An amazing thing happened, I made a mistake.  And it was a doozy too.  I set up my radio show incorrectly so my 30-minute show was abruptly ended in 15-minutes.  It is so important to me to have the radio show go smoothly because any missteps will be forever accessible therefore having an effect on my character, credibility, and how others perceive me.  However making that mistake was not the amazing thing.  What I was blown away by was how I handled it.

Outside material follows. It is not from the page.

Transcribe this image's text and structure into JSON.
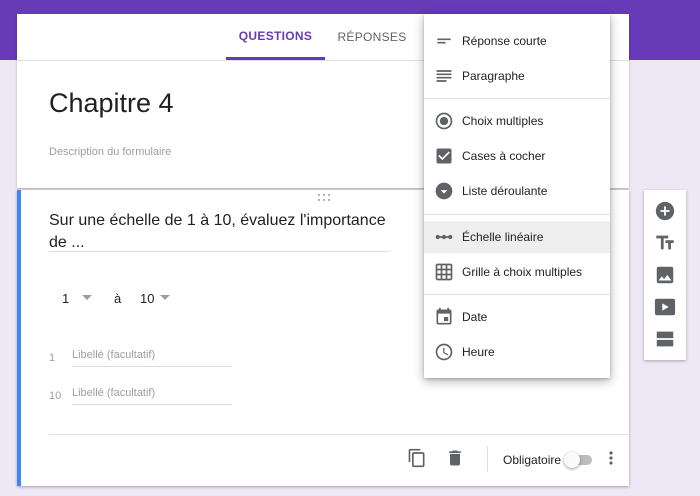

In the past this incident would have lasted days, weeks or years in my memory.  I would have replayed it again and again each time further instilling the belief of how stupid I was, of how I hurt others, and how I was unworthy of joy because of what I had done.  I would have used this incident to shame myself into oblivion.  But this time was different.  This time I apologized to my guests and made it up to them with an hour-long show later this month.  Then I forgave myself.  Yes, I made a mistake but it did not affect who I am.  Yes, I made an error but I was not an error.  Yes, things did not go as planned but that didn’t change my self-worth.

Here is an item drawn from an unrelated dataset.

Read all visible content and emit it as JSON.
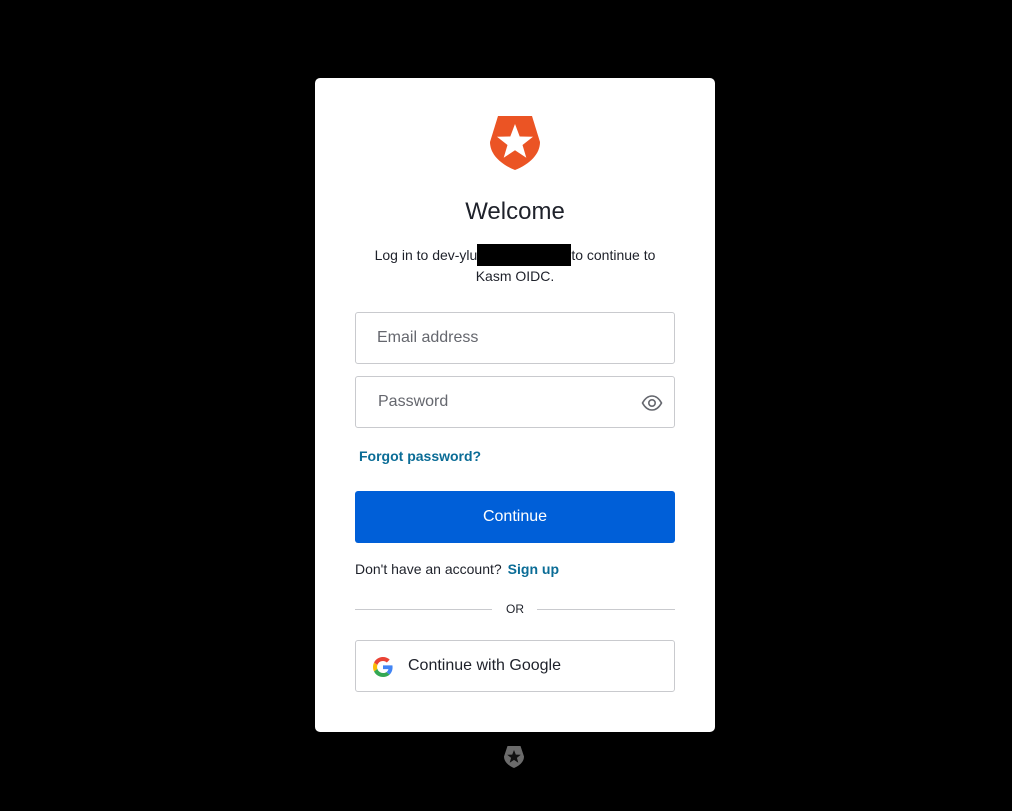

Melissa Heisler, Empowerment Coach
Melissa Heisler, Empowerment Coach

Perhaps for some of you this is a no brainer.  But my fellow perfectionists may resonate with my story.  How often do we judge ourselves by our actions and not our inherent worth?  How often do we forgive others but replay in our minds how we could have done better?  How often do we translate the ups and downs of being human into a judgment of our character?  There was such an amazing lightness when I release the burden of self-attack and moved into self-acceptance and true freedom.  I took responsibility for my actions and fixed the situation as best as I could, but the step I didn’t take was punishing myself for my error.  What would it have served? 

Brene Brown has a wonderful talk on TED about failure, shame, and vulnerability.  As she says, “Shame is the intensely painful feeling that we are unworthy of love and belonging.”  The mistakes I made in the past would have sent me into shame and would eventually attack my worth.  Being vulnerable about our errors releases shame and builds up our worth.  Shame holds us back from being all that we can be.  Releasing shame empowers us.

What are some things you are ashamed about?  What would happen if instead of hiding your mistakes and errors because of your shame you owned them, shared them, and embraced them releasing the power of vulnerability and acceptance?  Be brave and share your stories here so you too can be released from your self-imposed prison of shame.  Feel the power of vulnerability.